WHAT YOU WILL DO:
From the first line to the last, restate the material word for word, omitting pictures.

━━━

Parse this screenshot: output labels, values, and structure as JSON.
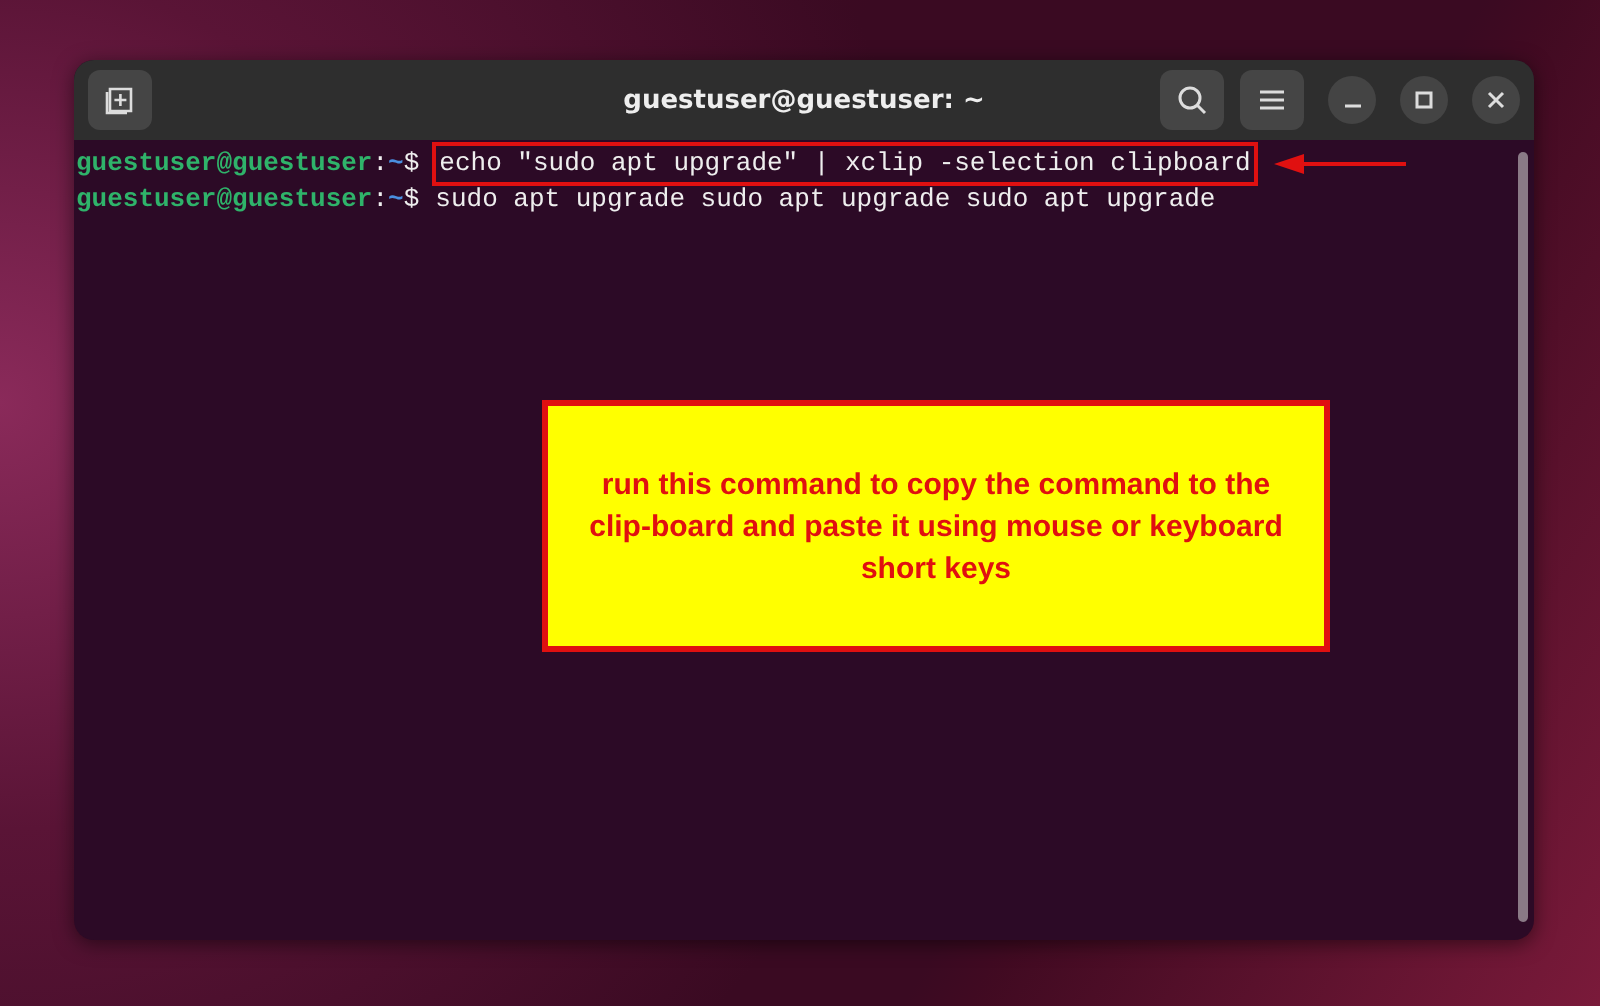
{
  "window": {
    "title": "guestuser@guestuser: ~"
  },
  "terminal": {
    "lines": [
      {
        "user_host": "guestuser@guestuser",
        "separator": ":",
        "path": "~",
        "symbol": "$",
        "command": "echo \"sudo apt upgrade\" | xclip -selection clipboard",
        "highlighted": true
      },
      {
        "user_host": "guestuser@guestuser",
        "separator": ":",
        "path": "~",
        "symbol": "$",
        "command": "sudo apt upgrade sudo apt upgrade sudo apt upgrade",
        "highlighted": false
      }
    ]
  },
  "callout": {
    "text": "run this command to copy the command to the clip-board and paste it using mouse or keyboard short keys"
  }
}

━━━

WRITTEN ANSWER:
Parse this screenshot: output labels, values, and structure as JSON.
{
  "window": {
    "title": "guestuser@guestuser: ~"
  },
  "terminal": {
    "lines": [
      {
        "user_host": "guestuser@guestuser",
        "separator": ":",
        "path": "~",
        "symbol": "$",
        "command": "echo \"sudo apt upgrade\" | xclip -selection clipboard",
        "highlighted": true
      },
      {
        "user_host": "guestuser@guestuser",
        "separator": ":",
        "path": "~",
        "symbol": "$",
        "command": "sudo apt upgrade sudo apt upgrade sudo apt upgrade",
        "highlighted": false
      }
    ]
  },
  "callout": {
    "text": "run this command to copy the command to the clip-board and paste it using mouse or keyboard short keys"
  }
}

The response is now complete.